◆ PROBLEM TO WORK ON ◆
Find the word "ffffff" in the listing. Copy out each line where it occurs.

#### LISTED RECORDS

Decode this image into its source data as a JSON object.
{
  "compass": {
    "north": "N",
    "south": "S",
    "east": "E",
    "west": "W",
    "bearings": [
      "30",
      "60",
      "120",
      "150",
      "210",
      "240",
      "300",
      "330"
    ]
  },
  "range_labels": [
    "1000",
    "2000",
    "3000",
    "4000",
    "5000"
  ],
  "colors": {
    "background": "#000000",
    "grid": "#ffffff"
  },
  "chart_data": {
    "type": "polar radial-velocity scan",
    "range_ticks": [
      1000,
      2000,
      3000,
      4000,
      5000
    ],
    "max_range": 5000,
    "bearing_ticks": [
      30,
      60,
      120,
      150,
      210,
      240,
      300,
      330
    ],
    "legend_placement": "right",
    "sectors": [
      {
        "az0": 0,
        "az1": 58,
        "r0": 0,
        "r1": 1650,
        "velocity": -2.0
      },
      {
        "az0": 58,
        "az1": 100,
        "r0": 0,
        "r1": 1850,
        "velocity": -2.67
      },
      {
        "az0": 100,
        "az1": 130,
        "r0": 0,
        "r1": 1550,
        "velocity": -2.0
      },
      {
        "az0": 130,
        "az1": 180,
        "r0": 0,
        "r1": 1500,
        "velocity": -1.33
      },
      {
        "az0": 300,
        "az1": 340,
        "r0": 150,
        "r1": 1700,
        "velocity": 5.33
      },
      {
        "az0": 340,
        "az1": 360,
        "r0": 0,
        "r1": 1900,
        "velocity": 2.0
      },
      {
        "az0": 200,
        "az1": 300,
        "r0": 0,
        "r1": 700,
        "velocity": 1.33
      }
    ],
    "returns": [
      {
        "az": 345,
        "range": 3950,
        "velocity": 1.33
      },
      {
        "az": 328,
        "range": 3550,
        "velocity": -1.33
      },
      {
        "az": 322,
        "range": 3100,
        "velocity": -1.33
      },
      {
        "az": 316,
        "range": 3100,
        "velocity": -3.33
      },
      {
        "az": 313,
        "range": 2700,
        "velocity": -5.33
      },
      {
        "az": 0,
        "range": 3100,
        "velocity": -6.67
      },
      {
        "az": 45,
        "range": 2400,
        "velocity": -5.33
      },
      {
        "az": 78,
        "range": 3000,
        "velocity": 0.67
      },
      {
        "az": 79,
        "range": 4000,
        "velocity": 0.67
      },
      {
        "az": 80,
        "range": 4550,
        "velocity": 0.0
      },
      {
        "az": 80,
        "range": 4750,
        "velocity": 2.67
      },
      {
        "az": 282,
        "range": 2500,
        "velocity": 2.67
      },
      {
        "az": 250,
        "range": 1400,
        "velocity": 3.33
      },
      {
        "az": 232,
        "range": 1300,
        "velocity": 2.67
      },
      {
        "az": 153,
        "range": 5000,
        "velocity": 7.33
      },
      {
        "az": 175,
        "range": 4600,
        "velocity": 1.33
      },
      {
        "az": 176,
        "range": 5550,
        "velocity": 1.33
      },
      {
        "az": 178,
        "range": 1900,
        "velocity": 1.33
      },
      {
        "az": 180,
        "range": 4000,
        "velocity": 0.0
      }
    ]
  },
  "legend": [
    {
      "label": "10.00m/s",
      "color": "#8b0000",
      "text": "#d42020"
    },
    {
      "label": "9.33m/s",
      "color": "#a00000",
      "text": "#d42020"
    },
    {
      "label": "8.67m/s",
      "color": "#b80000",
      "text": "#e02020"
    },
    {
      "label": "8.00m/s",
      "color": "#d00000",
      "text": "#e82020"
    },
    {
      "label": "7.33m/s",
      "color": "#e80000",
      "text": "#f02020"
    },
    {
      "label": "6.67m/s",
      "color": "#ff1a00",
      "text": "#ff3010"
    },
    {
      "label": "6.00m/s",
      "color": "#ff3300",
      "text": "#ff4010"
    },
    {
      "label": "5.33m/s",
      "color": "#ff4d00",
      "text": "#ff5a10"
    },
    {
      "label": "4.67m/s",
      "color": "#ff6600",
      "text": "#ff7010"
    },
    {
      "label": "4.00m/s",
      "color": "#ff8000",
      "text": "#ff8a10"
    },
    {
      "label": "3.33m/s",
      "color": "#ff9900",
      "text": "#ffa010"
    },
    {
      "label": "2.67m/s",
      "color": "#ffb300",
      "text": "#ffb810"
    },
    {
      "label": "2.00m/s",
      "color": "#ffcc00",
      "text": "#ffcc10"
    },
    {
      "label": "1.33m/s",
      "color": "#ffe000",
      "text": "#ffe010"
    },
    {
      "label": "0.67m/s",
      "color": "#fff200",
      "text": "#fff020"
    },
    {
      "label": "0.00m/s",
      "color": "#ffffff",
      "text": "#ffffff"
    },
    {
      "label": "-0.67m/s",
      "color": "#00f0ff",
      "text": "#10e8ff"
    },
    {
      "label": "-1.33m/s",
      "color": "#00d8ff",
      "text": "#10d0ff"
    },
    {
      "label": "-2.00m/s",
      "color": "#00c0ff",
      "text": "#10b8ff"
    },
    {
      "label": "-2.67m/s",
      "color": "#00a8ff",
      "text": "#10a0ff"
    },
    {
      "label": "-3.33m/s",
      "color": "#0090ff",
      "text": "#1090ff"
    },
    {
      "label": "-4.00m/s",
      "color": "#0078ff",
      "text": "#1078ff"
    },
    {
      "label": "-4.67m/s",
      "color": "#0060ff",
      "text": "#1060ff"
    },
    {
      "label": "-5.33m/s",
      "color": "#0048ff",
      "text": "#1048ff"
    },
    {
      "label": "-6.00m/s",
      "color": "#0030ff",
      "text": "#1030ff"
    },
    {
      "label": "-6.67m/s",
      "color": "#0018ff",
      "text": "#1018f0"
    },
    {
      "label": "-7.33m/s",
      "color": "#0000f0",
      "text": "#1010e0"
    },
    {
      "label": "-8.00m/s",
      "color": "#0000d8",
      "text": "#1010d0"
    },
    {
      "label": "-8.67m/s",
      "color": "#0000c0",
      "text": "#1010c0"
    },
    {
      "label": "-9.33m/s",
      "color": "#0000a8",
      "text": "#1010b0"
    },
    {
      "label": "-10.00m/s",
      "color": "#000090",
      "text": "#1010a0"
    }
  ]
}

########

◆ ANSWER TO THIS TASK ◆
    "grid": "#ffffff"
      "color": "#ffffff",
      "text": "#ffffff"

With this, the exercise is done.